A state lawmaker in California last week announced his plan to tax the sale of certain firearms and to use the revenue to fund community violence-prevention programs.
Introduced as AB-18, the legislation would impose an “excise tax on the sales of handguns and semiautomatic rifles and would require the revenue collected from that tax to be used to fund grants through the CalVIP [California Violence Intervention and Prevention] program.”
“The goal is fewer gun deaths,” said the bill’s sponsor Assemblymember Marc Levine in a press release obtained by GunsAmerica.
“The gun tax will support the kind of interventions that make gun violence less likely in the first place which is exactly what we need to do,” Levine continued.
Levine did not disclose how much of a tax he would want the Legislature to levy. But there’s been speculation that it would be in the $25 range, falling in line with what places like Seattle and Cook County have done in recent years.
To this end, the Los Angeles Times Editorial Board came out in favor of the proposal, arguing that gun owners should “shoulder a little more of the cost of gun violence.”
“What we do know is that over the last five years, an average of 503,000 handguns have been sold each year, as have 556,000 long guns, including hunting rifles, shotguns and assault weapons,” wrote the Times Board. “If just handguns had been covered, a $25 tax would have raised $12.6 million per year; if all the guns were covered, that would have raised $26.5 million a year.”
Alan Gottlieb of the Second Amendment Foundation (SAF) wondered about the true intent of AB-18.
“What the gun Prohibitionists can’t ban outright they want to tax out of existence,” Gottlieb, the founder of SAF, told GunsAmerica. “What will they tax next?

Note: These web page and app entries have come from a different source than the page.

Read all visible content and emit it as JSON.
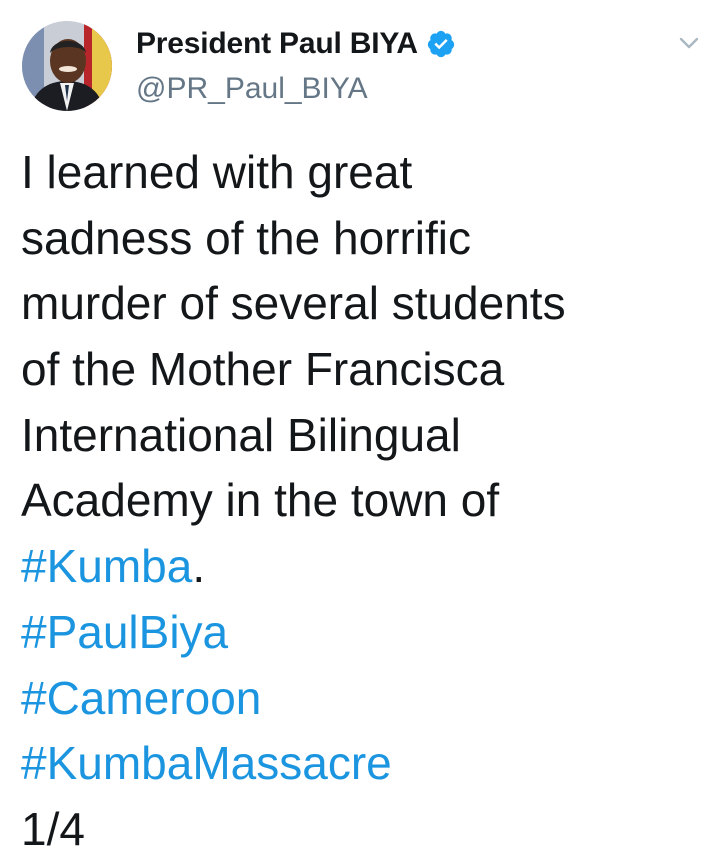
{
  "tweet": {
    "author": {
      "display_name": "President Paul BIYA",
      "handle": "@PR_Paul_BIYA",
      "verified": true,
      "verified_icon": "verified-badge-icon",
      "avatar_icon": "profile-photo"
    },
    "menu_icon": "chevron-down-icon",
    "text_lines": [
      "I learned with great",
      "sadness of the horrific",
      "murder of several students",
      "of the Mother Francisca",
      "International Bilingual",
      "Academy in the town of"
    ],
    "hashtag_line_1": {
      "tag": "#Kumba",
      "suffix": "."
    },
    "hashtags": [
      "#PaulBiya",
      "#Cameroon",
      "#KumbaMassacre"
    ],
    "thread_index": "1/4"
  },
  "colors": {
    "text": "#14171a",
    "secondary_text": "#657786",
    "hashtag": "#1b95e0",
    "verified_badge": "#1da1f2",
    "background": "#ffffff"
  }
}
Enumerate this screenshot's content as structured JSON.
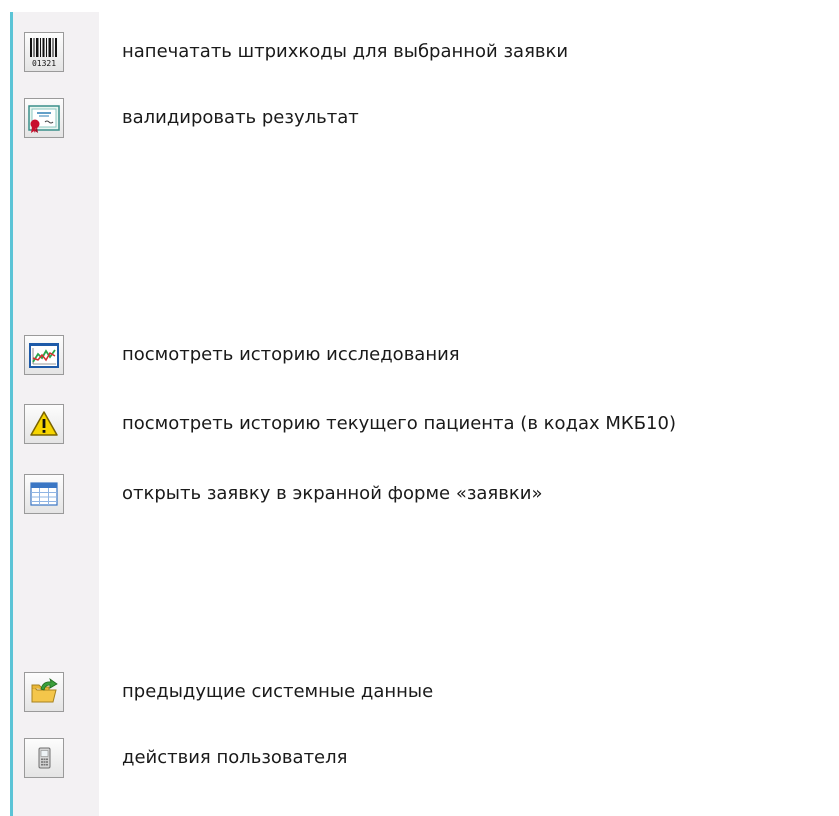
{
  "actions": [
    {
      "icon": "barcode-icon",
      "barcode_digits": "01321",
      "label": "напечатать штрихкоды для выбранной заявки"
    },
    {
      "icon": "certificate-icon",
      "label": "валидировать результат"
    },
    {
      "icon": "chart-history-icon",
      "label": "посмотреть историю исследования"
    },
    {
      "icon": "warning-icon",
      "label": "посмотреть историю текущего пациента (в кодах МКБ10)"
    },
    {
      "icon": "table-form-icon",
      "label": "открыть заявку в экранной форме «заявки»"
    },
    {
      "icon": "folder-arrow-icon",
      "label": "предыдущие системные данные"
    },
    {
      "icon": "mobile-phone-icon",
      "label": "действия пользователя"
    }
  ],
  "colors": {
    "toolbar_background": "#f3f1f3",
    "toolbar_accent": "#5bc4d6",
    "text": "#1a1a1a"
  }
}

The right of gun owners to vote? It is time to put a stop to this California madness.”
It should be noted that Levine is no stranger to anti-gun measures. He authored the notorious AB 1135 that banned the sale of modern sporting rifles equipped with bullet buttons, which took effect on Jan. 1, 2017.
“Gun violence is the only epidemic with its own lobbyists, which makes passing common sense gun laws an uphill struggle,” said Levine, “but making California a safer place by protecting innocent lives is more than worth the fight.”

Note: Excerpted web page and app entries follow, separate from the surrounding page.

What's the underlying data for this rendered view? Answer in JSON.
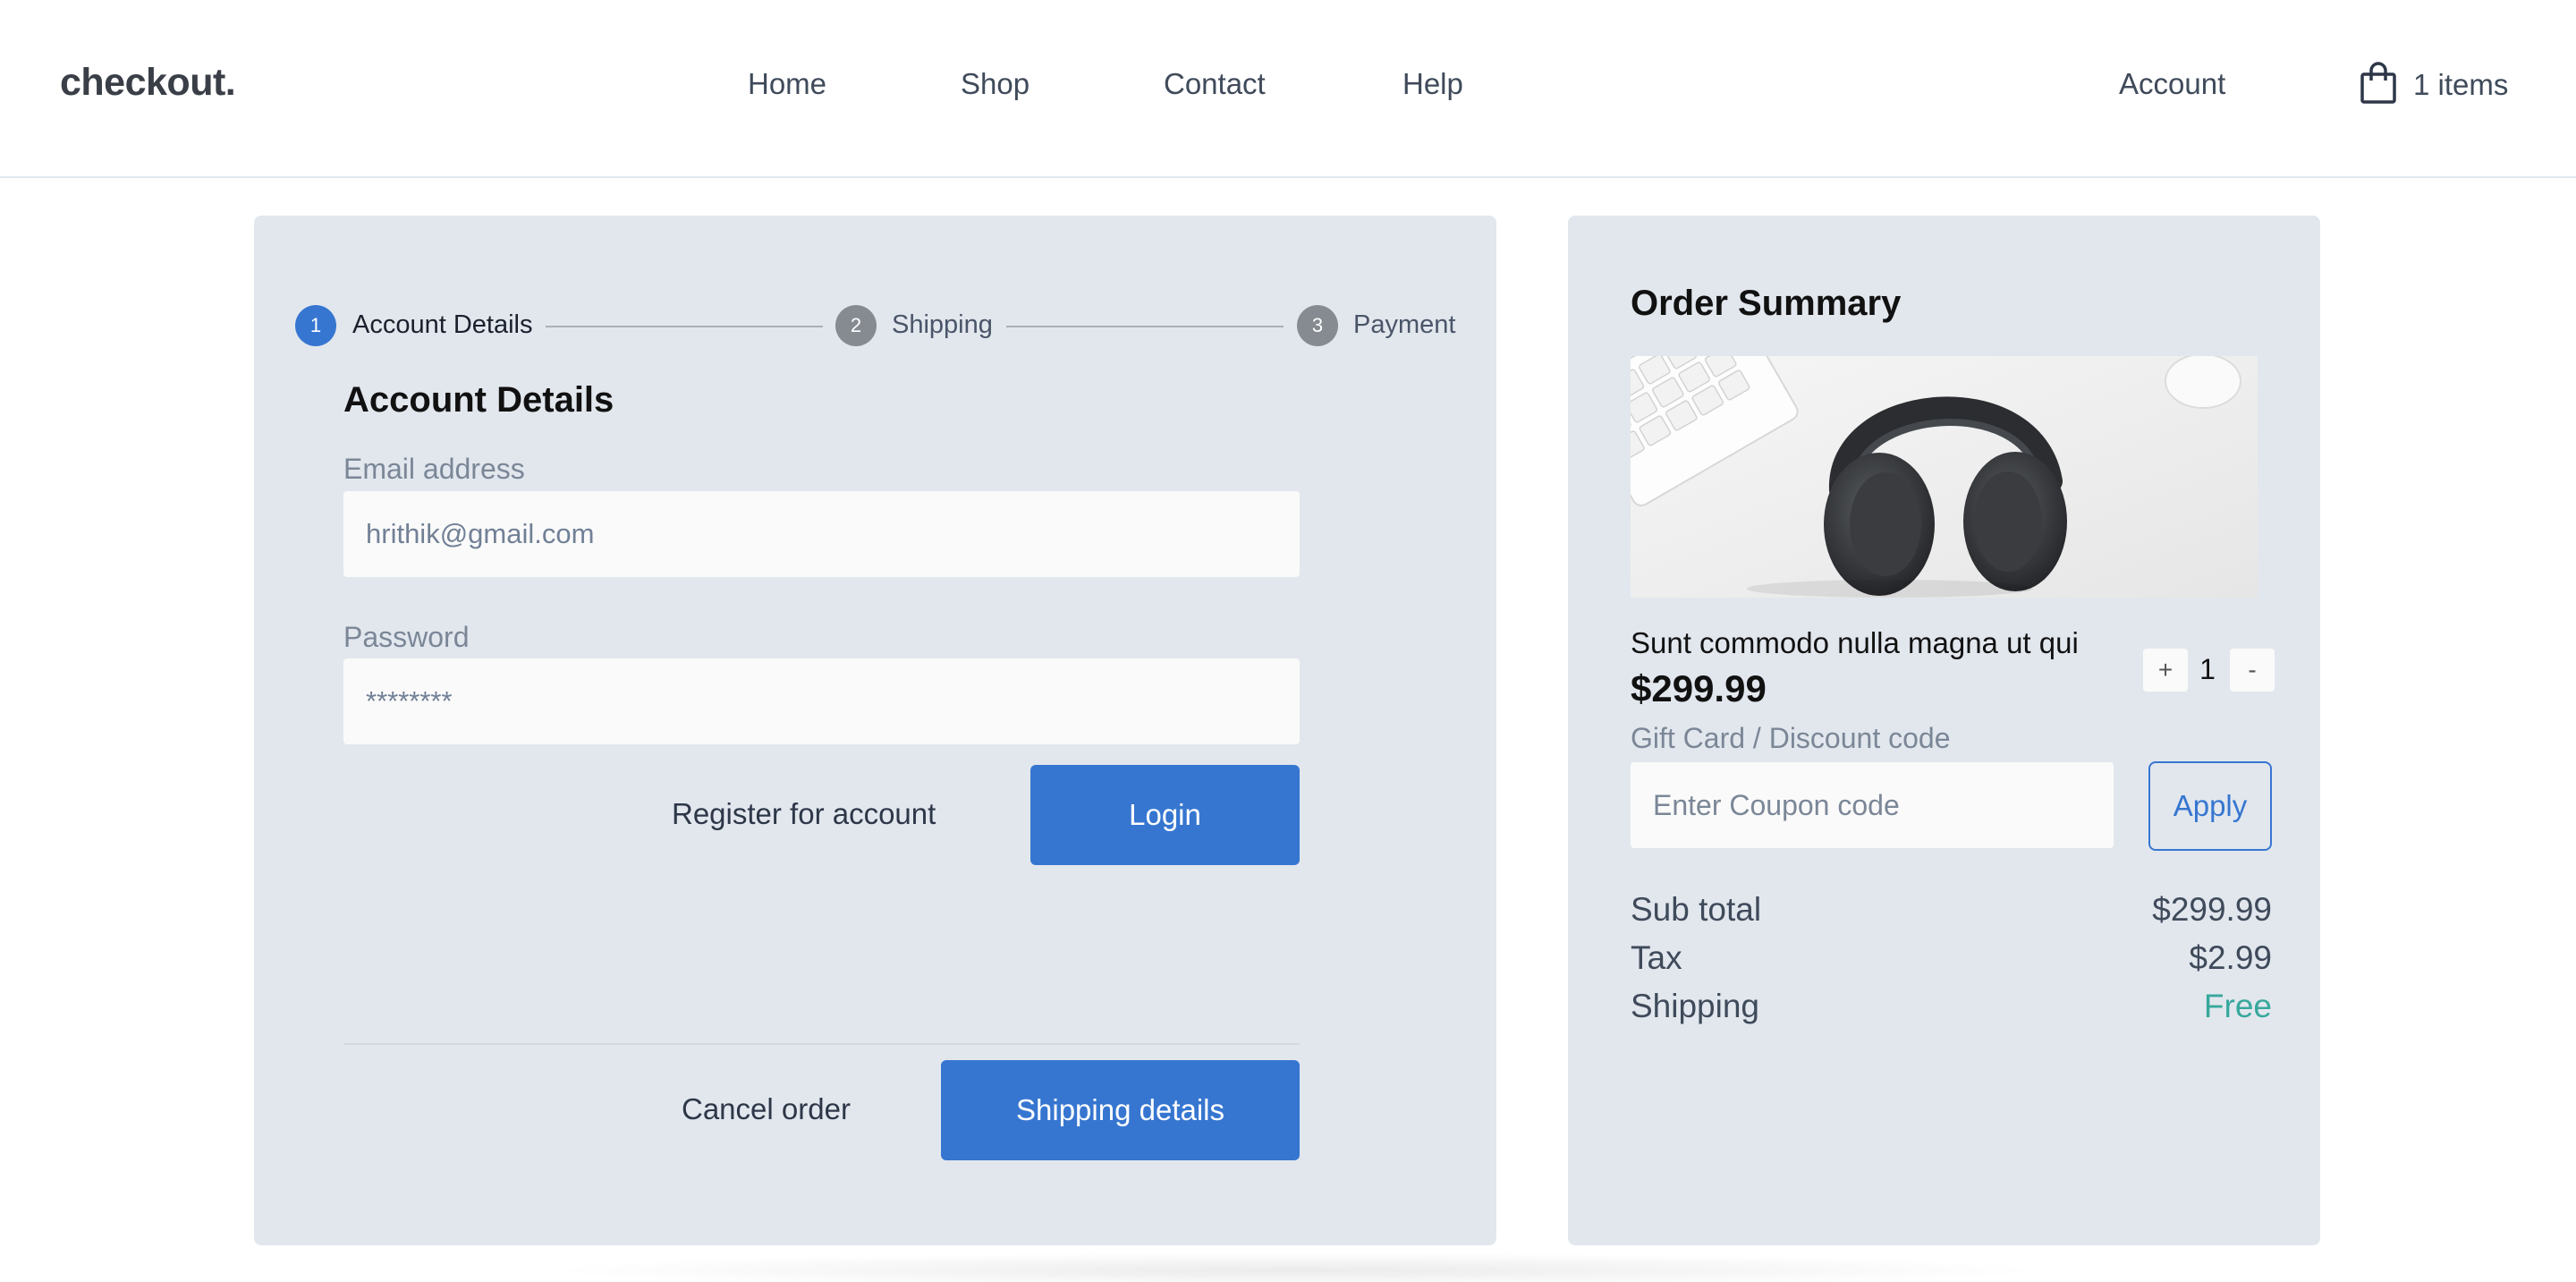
{
  "nav": {
    "brand": "checkout.",
    "links": [
      "Home",
      "Shop",
      "Contact",
      "Help"
    ],
    "account": "Account",
    "cart_label": "1 items"
  },
  "steps": [
    {
      "number": "1",
      "label": "Account Details",
      "state": "active"
    },
    {
      "number": "2",
      "label": "Shipping",
      "state": "inactive"
    },
    {
      "number": "3",
      "label": "Payment",
      "state": "inactive"
    }
  ],
  "account_form": {
    "title": "Account Details",
    "email_label": "Email address",
    "email_placeholder": "hrithik@gmail.com",
    "password_label": "Password",
    "password_placeholder": "********",
    "register_label": "Register for account",
    "login_label": "Login",
    "cancel_label": "Cancel order",
    "next_label": "Shipping details"
  },
  "summary": {
    "title": "Order Summary",
    "product_name": "Sunt commodo nulla magna ut qui",
    "product_price": "$299.99",
    "quantity": "1",
    "plus_label": "+",
    "minus_label": "-",
    "coupon_label": "Gift Card / Discount code",
    "coupon_placeholder": "Enter Coupon code",
    "apply_label": "Apply",
    "subtotal_label": "Sub total",
    "subtotal_value": "$299.99",
    "tax_label": "Tax",
    "tax_value": "$2.99",
    "shipping_label": "Shipping",
    "shipping_value": "Free"
  },
  "colors": {
    "accent": "#3676d0",
    "panel_bg": "#e2e7ee",
    "free_text": "#38a89d",
    "step_inactive": "#868b92"
  },
  "icons": {
    "cart": "shopping-bag-icon",
    "product": "headphones-product-image"
  }
}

If only what Levine said was true. See, taxing the sale of guns makes it more costly for low-income residents living in high-crime areas to defend themselves. The result is fewer good guys exercising their 2A rights, fewer good guys taking responsibility for their personal safety. Maybe that’s part of the reason why Seattle witnessed a spike in gun-related crime after it introduced its “common sense” gun tax.
It goes without saying, but the best way to protect people is to empower people to defend themselves. One doesn’t need a multi-million dollar government program, funded by money taken from the wallets of law-abiding gun owners, to figure that out.